Claud. The princely Angelo?
Isab. O, were it but my life,
Thanks, dear Isabella.
Death is a fearful thing. Isab. And shamed life a hateful.
Claud. Ay, but to die, and go we know not where ;
Isab. Alas! alas !
Sweet sister, let me live :
Isab. O, faithless coward ! O, dishonest wretch
Claud. Nay, hear me, Isabel.
Isab. 'Tis best that thou diest quickly.
O, fye, fye, fye!
The Duke overhears the conversation between Claudio and his sister, and touched with the virtue and dignity of Isabel's character, he plans a mode by which Claudio may escape the penalty of the Law, and Angelo shall receive a well-merited punishment for his abuse of power.
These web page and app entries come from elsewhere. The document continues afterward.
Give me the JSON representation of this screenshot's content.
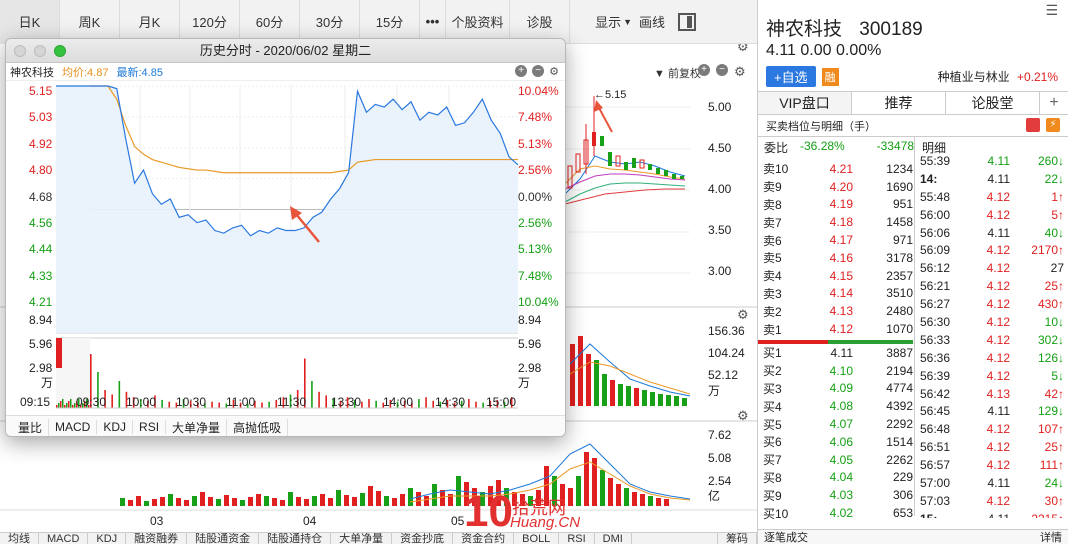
{
  "toolbar": {
    "tabs": [
      "日K",
      "周K",
      "月K",
      "120分",
      "60分",
      "30分",
      "15分"
    ],
    "more": "•••",
    "f10": "个股资料",
    "diag": "诊股",
    "show": "显示",
    "draw": "画线"
  },
  "main": {
    "fuquan": "前复权",
    "y_labels": [
      "5.00",
      "4.50",
      "4.00",
      "3.50",
      "3.00"
    ],
    "peak_label": "←5.15",
    "vol_labels": [
      "156.36",
      "104.24",
      "52.12",
      "万"
    ],
    "amt_labels": [
      "7.62",
      "5.08",
      "2.54",
      "亿"
    ],
    "months": [
      "03",
      "04",
      "05"
    ],
    "bottom_tabs": [
      "均线",
      "MACD",
      "KDJ",
      "融资融券",
      "陆股通资金",
      "陆股通持仓",
      "大单净量",
      "资金抄底",
      "资金合约",
      "BOLL",
      "RSI",
      "DMI"
    ],
    "right_tab": "筹码",
    "watermark_brand": "拾荒网",
    "watermark_url": "Huang.CN",
    "watermark_num": "10"
  },
  "popup": {
    "title": "历史分时 - 2020/06/02 星期二",
    "stock_name": "神农科技",
    "avg_label": "均价:4.87",
    "last_label": "最新:4.85",
    "price_levels": [
      "5.15",
      "5.03",
      "4.92",
      "4.80",
      "4.68",
      "4.56",
      "4.44",
      "4.33",
      "4.21"
    ],
    "pct_levels": [
      "10.04%",
      "7.48%",
      "5.13%",
      "2.56%",
      "0.00%",
      "2.56%",
      "5.13%",
      "7.48%",
      "10.04%"
    ],
    "vol_levels": [
      "8.94",
      "5.96",
      "2.98",
      "万"
    ],
    "vol_levels_right": [
      "8.94",
      "5.96",
      "2.98",
      "万"
    ],
    "times": [
      "09:15",
      "09:30",
      "10:00",
      "10:30",
      "11:00",
      "11:30",
      "13:30",
      "14:00",
      "14:30",
      "15:00"
    ],
    "indicator_tabs": [
      "量比",
      "MACD",
      "KDJ",
      "RSI",
      "大单净量",
      "高抛低吸"
    ],
    "chart_data": {
      "type": "line",
      "prev_close": 4.68,
      "ylim": [
        4.21,
        5.15
      ],
      "series": [
        {
          "name": "最新",
          "values": [
            5.15,
            5.15,
            5.15,
            5.14,
            4.95,
            4.78,
            4.83,
            4.74,
            4.7,
            4.72,
            4.65,
            4.66,
            4.63,
            4.64,
            4.6,
            4.59,
            4.61,
            4.62,
            4.58,
            4.6,
            4.59,
            4.61,
            4.6,
            4.6,
            4.61,
            4.65,
            4.67,
            4.72,
            4.76,
            4.82,
            5.13,
            5.05,
            5.08,
            5.07,
            5.1,
            5.06,
            5.09,
            5.02,
            5.05,
            5.04,
            5.07,
            5.0,
            5.01,
            5.05,
            5.1,
            5.02,
            4.97,
            4.88,
            4.85
          ]
        },
        {
          "name": "均价",
          "values": [
            5.15,
            5.15,
            5.15,
            5.1,
            5.0,
            4.92,
            4.89,
            4.87,
            4.86,
            4.85,
            4.84,
            4.835,
            4.83,
            4.83,
            4.825,
            4.82,
            4.82,
            4.82,
            4.82,
            4.82,
            4.82,
            4.82,
            4.82,
            4.82,
            4.82,
            4.82,
            4.82,
            4.82,
            4.825,
            4.83,
            4.86,
            4.865,
            4.87,
            4.87,
            4.87,
            4.87,
            4.87,
            4.87,
            4.87,
            4.87,
            4.87,
            4.87,
            4.87,
            4.87,
            4.87,
            4.87,
            4.87,
            4.87,
            4.87
          ]
        }
      ]
    }
  },
  "quote": {
    "name": "神农科技",
    "code": "300189",
    "price_line": "4.11 0.00 0.00%",
    "add_fav": "+自选",
    "rong": "融",
    "industry": "种植业与林业",
    "industry_pct": "+0.21%",
    "tabs": [
      "VIP盘口",
      "推荐",
      "论股堂"
    ],
    "plus": "+",
    "depth_title": "买卖档位与明细（手）",
    "weibi_label": "委比",
    "weibi_pct": "-36.28%",
    "weibi_val": "-33478",
    "detail_label": "明细",
    "sells": [
      {
        "label": "卖10",
        "price": "4.21",
        "vol": "1234"
      },
      {
        "label": "卖9",
        "price": "4.20",
        "vol": "1690"
      },
      {
        "label": "卖8",
        "price": "4.19",
        "vol": "951"
      },
      {
        "label": "卖7",
        "price": "4.18",
        "vol": "1458"
      },
      {
        "label": "卖6",
        "price": "4.17",
        "vol": "971"
      },
      {
        "label": "卖5",
        "price": "4.16",
        "vol": "3178"
      },
      {
        "label": "卖4",
        "price": "4.15",
        "vol": "2357"
      },
      {
        "label": "卖3",
        "price": "4.14",
        "vol": "3510"
      },
      {
        "label": "卖2",
        "price": "4.13",
        "vol": "2480"
      },
      {
        "label": "卖1",
        "price": "4.12",
        "vol": "1070"
      }
    ],
    "buys": [
      {
        "label": "买1",
        "price": "4.11",
        "vol": "3887"
      },
      {
        "label": "买2",
        "price": "4.10",
        "vol": "2194"
      },
      {
        "label": "买3",
        "price": "4.09",
        "vol": "4774"
      },
      {
        "label": "买4",
        "price": "4.08",
        "vol": "4392"
      },
      {
        "label": "买5",
        "price": "4.07",
        "vol": "2292"
      },
      {
        "label": "买6",
        "price": "4.06",
        "vol": "1514"
      },
      {
        "label": "买7",
        "price": "4.05",
        "vol": "2262"
      },
      {
        "label": "买8",
        "price": "4.04",
        "vol": "229"
      },
      {
        "label": "买9",
        "price": "4.03",
        "vol": "306"
      },
      {
        "label": "买10",
        "price": "4.02",
        "vol": "653"
      }
    ],
    "ticks": [
      {
        "time": "55:39",
        "price": "4.11",
        "vol": "260↓",
        "pc": "green",
        "vc": "green"
      },
      {
        "time": "14:",
        "price": "4.11",
        "vol": "22↓",
        "pc": "",
        "vc": "green",
        "bold": true
      },
      {
        "time": "55:48",
        "price": "4.12",
        "vol": "1↑",
        "pc": "red",
        "vc": "red"
      },
      {
        "time": "56:00",
        "price": "4.12",
        "vol": "5↑",
        "pc": "red",
        "vc": "red"
      },
      {
        "time": "56:06",
        "price": "4.11",
        "vol": "40↓",
        "pc": "",
        "vc": "green"
      },
      {
        "time": "56:09",
        "price": "4.12",
        "vol": "2170↑",
        "pc": "red",
        "vc": "red"
      },
      {
        "time": "56:12",
        "price": "4.12",
        "vol": "27",
        "pc": "red",
        "vc": ""
      },
      {
        "time": "56:21",
        "price": "4.12",
        "vol": "25↑",
        "pc": "red",
        "vc": "red"
      },
      {
        "time": "56:27",
        "price": "4.12",
        "vol": "430↑",
        "pc": "red",
        "vc": "red"
      },
      {
        "time": "56:30",
        "price": "4.12",
        "vol": "10↓",
        "pc": "red",
        "vc": "green"
      },
      {
        "time": "56:33",
        "price": "4.12",
        "vol": "302↓",
        "pc": "red",
        "vc": "green"
      },
      {
        "time": "56:36",
        "price": "4.12",
        "vol": "126↓",
        "pc": "red",
        "vc": "green"
      },
      {
        "time": "56:39",
        "price": "4.12",
        "vol": "5↓",
        "pc": "red",
        "vc": "green"
      },
      {
        "time": "56:42",
        "price": "4.13",
        "vol": "42↑",
        "pc": "red",
        "vc": "red"
      },
      {
        "time": "56:45",
        "price": "4.11",
        "vol": "129↓",
        "pc": "",
        "vc": "green"
      },
      {
        "time": "56:48",
        "price": "4.12",
        "vol": "107↑",
        "pc": "red",
        "vc": "red"
      },
      {
        "time": "56:51",
        "price": "4.12",
        "vol": "25↑",
        "pc": "red",
        "vc": "red"
      },
      {
        "time": "56:57",
        "price": "4.12",
        "vol": "111↑",
        "pc": "red",
        "vc": "red"
      },
      {
        "time": "57:00",
        "price": "4.11",
        "vol": "24↓",
        "pc": "",
        "vc": "green"
      },
      {
        "time": "57:03",
        "price": "4.12",
        "vol": "30↑",
        "pc": "red",
        "vc": "red"
      },
      {
        "time": "15:",
        "price": "4.11",
        "vol": "2215↑",
        "pc": "",
        "vc": "red",
        "bold": true
      }
    ],
    "footer_left": "逐笔成交",
    "footer_right": "详情"
  }
}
King John, is the first of that series of Dramas, written by our Poet to illustrate some of the most important events in English history. The old chroniclers furnished him with abundant material for his labors; but in this Play he has taken a chronicle historical Drama, entitled “The Troublesome Raigne of John, King of England,” and by his i parable powers of tra ion, he has p d us with a vivid life-stirring picture of the eventful reign of this, one of the weakest monarchs that ever swayed the sceptre of England.
The chief interest in this Drama, is centred in the events connected with the Lady Censtance and her son Arthur; we have therefore confined our selections to the scenes in which their mournful history is portrayed.
PRINCE HENRY, his son; afterwards King Henry III.
ARTHUR, Duke of Bretagne, son of Geffrey, late Duke of Bretagne, the elder brother of King John.
WILLIAM MARESHALL, Earl of Pembroke.
GEFFREY FITz-PETER, Earl of Essex, chief justiciary of England.
WILLIAM LONGsword, Earl of Salisbury.
RoBERT Bigot, Earl of Norfolk.
HUBERT DE BURGH, chamberlain to the King.
RoBERT FAULCONBRIDGE, son of Sir Robert Faulconbridge.
PHILIP FAULconBRIDGE, his half-brother, illegitimate son to King
JAMES GURNEY, servant to Lady Faulconbridge.
PETER, of Pomfret, a prophet.
PHILIP, King of France.
Lewis, the Dauphin.
ARCHDUKE of AUSTRIA.
Cardinal PANDULPH, 's Pope's legate.
MELUN, a French lord.
Soldiers, Messengers, and other Attendants.
We commence our extracts at the period when King John invades France with a numerous army, to chastise Philip for espousing the cause of Prince Arthur, the rightful heir to the English throne.
The contending armies of England and France, meet before the city of Angiers; and after a battle, in which each party claims the victory, a peace is declared between the Sovereigns, to be cemented by the marriage of the French King's son, to Blanch, the niece of John. Philip further engages to break his league with the Lady Constance, and her son. The indignation and grief of the widowed mother, is beautifully depicted in the following scene.
SCENE.-ANGERS. The French King's Tent.
Enter CONSTANCE, ARTHUR, and SALISBURY.